It's been happening for 30 years, and Tuesday proved no different: After spending much of the day "launching verbal grenades from their respective corners" (Fox 31), by about 8:30 last night, the state's elected officials remained divided enough to leave the matter of redistricting to a costly special session or, more likely, to the courts (Associated Press). That means a judge will probably play a role in whether or not your representative in Washington, D.C., could change.
Prior to Democrats killing House Bill 11-1319, the last chance at the redrawing of boundaries for Colorado's seven Congressional districts this session, the war of words reached its pinnacle, with House Speaker Frank McNulty and Senate leader Brandon Shaffer going for the jugular. (McNulty: "If he says I'm being an impediment, he is lying." Shaffer: "He's playing the blame game, and the rest of us are trying to be the adults in the room.")
Each party has harbored suspicions about the other's tactics throughout the debates over the past few weeks. Republicans believe Democrats have wanted a court battle all along, hoping a liberal judge will be sympathetic to their cause. Meanwhile, Dems have accused their opponents of drawing lines that would secure Republican victories in five of the districts (The Spot).

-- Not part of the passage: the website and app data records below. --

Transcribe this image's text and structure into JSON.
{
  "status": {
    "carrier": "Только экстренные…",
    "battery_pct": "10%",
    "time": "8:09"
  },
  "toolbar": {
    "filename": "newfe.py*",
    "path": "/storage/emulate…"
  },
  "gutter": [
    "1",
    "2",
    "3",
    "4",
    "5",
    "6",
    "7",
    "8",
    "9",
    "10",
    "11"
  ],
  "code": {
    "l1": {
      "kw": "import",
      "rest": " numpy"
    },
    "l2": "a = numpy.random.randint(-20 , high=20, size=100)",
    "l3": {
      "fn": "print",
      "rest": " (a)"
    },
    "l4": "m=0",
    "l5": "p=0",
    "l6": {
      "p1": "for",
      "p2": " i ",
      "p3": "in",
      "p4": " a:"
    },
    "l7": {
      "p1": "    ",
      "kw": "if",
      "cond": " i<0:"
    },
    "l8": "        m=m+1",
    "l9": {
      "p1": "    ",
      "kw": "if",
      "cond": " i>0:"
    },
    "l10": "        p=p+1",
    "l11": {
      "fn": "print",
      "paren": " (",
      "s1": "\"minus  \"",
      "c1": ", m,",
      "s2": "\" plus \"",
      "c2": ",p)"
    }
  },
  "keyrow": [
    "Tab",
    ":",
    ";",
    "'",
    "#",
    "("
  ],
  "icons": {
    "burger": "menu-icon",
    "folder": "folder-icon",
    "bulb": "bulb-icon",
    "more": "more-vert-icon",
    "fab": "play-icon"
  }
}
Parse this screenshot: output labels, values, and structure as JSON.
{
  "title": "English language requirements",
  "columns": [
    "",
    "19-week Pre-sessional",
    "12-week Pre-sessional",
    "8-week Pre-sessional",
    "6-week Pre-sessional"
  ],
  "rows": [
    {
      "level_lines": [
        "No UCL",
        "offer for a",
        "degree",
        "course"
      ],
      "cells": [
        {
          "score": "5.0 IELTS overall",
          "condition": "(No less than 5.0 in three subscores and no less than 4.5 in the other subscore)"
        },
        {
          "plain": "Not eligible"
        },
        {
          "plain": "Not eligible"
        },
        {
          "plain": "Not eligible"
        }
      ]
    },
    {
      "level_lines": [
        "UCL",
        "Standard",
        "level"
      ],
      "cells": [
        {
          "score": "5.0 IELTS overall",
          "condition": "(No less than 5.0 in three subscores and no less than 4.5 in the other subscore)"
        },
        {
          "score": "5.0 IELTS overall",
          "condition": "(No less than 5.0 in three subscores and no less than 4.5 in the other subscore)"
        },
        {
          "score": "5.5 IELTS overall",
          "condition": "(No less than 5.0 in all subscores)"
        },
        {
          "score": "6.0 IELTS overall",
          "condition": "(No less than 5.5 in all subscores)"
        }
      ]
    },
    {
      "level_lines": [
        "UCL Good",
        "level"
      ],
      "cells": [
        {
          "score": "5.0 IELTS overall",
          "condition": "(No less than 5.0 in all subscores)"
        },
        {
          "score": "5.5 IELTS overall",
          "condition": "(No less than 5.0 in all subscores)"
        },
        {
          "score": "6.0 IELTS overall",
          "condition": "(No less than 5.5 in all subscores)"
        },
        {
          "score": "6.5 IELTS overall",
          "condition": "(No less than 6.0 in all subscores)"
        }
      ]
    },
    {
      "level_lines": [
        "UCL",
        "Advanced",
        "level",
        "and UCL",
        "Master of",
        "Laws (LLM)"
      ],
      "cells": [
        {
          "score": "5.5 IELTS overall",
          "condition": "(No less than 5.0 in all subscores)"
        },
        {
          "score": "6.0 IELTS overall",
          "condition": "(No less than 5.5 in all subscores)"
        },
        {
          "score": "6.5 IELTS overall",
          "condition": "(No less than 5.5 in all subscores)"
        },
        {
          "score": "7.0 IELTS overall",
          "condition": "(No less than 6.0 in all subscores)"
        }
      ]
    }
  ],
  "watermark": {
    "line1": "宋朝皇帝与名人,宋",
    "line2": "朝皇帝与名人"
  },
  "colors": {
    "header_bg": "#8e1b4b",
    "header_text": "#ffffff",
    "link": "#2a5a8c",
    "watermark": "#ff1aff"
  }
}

Both parties have already filed lawsuits in Denver District Court (The Spot).
Colorado coal mining sits at a crossroads.
The Mile High Holidays: A Local Gift Guide
Meet the principal of Columbine High School.
Everything you need to know about Colorado's grand experiment with legalized recreational...
Colorado has pumped nearly $25 million into mental health crisis care since the Aurora theater...